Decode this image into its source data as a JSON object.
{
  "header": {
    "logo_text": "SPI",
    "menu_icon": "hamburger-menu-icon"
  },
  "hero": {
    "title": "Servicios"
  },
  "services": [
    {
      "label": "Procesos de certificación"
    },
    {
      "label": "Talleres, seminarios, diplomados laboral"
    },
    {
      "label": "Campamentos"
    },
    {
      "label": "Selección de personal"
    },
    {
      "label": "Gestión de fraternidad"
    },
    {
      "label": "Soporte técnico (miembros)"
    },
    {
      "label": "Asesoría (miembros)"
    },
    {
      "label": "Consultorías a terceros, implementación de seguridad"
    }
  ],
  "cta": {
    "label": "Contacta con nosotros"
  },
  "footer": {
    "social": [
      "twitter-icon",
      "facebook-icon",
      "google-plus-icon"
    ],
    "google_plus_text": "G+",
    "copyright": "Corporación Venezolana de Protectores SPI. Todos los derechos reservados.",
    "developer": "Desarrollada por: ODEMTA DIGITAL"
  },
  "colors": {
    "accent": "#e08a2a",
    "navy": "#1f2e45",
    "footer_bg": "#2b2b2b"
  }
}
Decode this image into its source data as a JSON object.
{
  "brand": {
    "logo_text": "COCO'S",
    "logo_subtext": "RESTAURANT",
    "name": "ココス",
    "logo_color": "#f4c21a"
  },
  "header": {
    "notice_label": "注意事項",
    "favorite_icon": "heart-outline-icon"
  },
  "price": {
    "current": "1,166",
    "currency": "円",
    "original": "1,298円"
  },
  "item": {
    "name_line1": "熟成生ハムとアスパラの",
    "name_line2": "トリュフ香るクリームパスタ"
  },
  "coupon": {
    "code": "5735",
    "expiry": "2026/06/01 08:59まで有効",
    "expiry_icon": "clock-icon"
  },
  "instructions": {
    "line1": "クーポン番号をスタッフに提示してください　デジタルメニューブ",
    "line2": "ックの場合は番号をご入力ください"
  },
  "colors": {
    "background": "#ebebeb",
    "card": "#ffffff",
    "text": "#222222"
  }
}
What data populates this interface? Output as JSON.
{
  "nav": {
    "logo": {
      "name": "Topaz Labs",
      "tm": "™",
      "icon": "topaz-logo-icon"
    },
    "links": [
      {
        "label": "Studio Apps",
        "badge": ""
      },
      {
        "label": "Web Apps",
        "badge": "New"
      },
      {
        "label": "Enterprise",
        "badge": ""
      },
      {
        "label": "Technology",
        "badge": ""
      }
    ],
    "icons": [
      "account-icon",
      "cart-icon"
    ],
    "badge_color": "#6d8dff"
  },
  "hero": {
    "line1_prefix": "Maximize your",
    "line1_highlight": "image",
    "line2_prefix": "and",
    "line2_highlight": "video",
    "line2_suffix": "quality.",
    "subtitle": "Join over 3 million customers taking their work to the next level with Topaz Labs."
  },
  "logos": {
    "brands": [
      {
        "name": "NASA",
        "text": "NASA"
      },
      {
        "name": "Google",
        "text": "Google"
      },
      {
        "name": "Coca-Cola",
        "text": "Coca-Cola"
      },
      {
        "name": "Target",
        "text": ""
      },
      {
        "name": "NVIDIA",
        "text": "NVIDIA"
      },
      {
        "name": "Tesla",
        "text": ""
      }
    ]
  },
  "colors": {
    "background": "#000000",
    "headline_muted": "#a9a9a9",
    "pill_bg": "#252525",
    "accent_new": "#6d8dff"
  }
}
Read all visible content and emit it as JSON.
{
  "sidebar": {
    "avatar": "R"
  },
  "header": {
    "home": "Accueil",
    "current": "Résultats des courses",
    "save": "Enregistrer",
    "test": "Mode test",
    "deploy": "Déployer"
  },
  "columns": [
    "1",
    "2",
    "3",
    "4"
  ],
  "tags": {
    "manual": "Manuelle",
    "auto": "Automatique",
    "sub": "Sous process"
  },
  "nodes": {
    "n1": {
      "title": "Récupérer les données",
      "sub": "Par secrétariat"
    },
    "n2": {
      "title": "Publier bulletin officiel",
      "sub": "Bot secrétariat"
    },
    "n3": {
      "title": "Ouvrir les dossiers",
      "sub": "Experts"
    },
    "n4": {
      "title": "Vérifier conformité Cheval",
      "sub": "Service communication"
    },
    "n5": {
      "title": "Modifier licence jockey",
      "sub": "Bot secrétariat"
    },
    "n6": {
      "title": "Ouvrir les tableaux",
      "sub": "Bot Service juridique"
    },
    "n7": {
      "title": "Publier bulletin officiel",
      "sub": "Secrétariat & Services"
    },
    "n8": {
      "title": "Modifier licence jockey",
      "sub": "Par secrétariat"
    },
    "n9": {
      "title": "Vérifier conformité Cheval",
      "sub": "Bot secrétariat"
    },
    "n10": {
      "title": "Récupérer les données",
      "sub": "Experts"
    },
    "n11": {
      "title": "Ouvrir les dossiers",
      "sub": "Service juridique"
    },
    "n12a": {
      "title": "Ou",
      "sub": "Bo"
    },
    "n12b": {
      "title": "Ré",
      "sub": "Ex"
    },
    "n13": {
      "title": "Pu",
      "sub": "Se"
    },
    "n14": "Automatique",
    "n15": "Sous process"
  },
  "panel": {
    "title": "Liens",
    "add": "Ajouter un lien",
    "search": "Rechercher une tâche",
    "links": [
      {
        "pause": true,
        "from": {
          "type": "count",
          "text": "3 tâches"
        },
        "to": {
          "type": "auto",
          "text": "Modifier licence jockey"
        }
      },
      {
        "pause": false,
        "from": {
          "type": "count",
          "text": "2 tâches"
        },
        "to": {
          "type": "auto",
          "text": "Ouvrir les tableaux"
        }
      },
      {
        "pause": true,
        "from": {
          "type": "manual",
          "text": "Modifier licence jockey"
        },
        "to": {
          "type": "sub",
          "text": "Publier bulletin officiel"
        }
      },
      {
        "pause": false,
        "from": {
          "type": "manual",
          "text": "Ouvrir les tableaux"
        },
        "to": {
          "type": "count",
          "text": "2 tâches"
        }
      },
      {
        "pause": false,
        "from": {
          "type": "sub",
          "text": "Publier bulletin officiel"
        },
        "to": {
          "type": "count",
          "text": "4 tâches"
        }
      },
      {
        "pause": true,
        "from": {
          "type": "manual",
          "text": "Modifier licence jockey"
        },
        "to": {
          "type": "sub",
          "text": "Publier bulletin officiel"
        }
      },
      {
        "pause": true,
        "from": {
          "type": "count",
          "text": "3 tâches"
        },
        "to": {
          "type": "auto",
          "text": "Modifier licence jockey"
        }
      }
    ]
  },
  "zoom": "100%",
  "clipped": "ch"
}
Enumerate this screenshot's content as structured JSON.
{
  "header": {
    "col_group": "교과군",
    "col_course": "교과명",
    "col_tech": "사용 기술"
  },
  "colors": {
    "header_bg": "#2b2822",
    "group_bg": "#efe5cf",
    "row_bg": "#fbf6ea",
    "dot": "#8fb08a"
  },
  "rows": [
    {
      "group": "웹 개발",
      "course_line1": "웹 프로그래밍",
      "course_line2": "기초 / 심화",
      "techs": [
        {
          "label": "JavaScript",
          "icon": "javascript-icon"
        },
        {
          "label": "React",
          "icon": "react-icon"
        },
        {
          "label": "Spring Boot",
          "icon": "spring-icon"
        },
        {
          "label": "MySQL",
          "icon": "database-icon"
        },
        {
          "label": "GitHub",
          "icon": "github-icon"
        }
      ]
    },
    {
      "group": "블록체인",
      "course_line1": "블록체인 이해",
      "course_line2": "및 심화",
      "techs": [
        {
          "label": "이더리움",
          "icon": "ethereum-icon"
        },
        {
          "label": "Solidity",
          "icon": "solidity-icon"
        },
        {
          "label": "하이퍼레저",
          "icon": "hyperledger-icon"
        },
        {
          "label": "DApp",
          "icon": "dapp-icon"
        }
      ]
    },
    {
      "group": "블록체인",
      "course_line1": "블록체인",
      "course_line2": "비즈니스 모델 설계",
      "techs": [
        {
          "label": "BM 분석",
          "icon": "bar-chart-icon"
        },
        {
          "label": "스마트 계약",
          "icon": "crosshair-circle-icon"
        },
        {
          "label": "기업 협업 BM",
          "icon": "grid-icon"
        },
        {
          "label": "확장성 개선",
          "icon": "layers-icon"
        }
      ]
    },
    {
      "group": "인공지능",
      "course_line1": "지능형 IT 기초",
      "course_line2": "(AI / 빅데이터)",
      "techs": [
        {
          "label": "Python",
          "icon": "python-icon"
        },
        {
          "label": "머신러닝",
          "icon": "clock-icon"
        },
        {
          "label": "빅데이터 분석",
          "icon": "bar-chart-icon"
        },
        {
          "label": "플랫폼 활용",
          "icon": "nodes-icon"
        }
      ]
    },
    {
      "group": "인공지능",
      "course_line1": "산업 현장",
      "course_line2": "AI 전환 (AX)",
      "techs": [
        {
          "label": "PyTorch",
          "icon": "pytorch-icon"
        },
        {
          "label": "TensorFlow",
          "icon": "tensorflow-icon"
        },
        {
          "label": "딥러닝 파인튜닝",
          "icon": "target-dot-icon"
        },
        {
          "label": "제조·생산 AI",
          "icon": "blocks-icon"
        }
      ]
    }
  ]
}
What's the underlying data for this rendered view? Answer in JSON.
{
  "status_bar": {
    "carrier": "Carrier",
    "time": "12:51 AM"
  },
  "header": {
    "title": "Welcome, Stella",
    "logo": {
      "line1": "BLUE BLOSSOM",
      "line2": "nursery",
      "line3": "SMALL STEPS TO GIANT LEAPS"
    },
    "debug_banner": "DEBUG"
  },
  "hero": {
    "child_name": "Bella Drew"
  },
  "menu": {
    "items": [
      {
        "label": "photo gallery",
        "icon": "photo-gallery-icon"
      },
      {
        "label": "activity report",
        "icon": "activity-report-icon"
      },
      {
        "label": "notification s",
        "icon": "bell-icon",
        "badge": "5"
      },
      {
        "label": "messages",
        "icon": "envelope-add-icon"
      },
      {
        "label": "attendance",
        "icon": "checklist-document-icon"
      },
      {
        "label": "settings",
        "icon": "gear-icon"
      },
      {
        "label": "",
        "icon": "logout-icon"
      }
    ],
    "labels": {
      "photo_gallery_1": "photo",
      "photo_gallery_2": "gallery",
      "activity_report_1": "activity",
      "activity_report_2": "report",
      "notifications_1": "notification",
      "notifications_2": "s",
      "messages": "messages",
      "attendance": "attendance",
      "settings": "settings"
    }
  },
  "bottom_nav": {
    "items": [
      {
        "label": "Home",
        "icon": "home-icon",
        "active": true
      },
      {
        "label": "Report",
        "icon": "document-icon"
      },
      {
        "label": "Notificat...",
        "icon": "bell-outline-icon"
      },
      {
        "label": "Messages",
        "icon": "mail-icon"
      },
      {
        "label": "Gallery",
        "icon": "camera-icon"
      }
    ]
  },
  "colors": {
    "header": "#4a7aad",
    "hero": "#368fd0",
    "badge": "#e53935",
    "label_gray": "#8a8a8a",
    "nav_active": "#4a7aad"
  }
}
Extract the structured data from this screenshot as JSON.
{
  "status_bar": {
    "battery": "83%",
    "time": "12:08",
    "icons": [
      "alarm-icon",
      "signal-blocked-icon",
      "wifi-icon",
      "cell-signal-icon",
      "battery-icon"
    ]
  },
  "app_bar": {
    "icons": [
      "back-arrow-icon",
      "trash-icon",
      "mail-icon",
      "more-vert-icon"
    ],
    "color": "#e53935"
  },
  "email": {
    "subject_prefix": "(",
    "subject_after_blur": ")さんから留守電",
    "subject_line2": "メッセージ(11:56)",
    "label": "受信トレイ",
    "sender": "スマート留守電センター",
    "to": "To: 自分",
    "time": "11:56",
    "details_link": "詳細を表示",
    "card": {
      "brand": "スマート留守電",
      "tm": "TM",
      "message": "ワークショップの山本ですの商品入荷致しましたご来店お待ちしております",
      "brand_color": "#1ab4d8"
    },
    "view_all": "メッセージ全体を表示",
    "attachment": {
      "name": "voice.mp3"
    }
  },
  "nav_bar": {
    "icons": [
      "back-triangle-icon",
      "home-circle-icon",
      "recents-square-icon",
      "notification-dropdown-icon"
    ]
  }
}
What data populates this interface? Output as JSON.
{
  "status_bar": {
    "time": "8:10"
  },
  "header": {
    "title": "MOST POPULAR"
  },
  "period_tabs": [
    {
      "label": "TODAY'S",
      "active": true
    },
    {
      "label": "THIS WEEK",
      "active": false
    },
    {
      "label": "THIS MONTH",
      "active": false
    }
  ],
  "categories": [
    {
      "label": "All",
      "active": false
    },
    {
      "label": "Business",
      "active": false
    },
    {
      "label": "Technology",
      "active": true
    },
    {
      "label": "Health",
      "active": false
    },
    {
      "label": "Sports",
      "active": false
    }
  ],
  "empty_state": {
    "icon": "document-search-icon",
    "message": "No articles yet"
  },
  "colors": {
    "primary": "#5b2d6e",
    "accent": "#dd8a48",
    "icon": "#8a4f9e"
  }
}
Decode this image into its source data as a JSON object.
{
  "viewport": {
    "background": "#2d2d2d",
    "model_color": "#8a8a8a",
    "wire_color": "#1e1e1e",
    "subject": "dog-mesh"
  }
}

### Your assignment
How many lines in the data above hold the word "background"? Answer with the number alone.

### Result below
3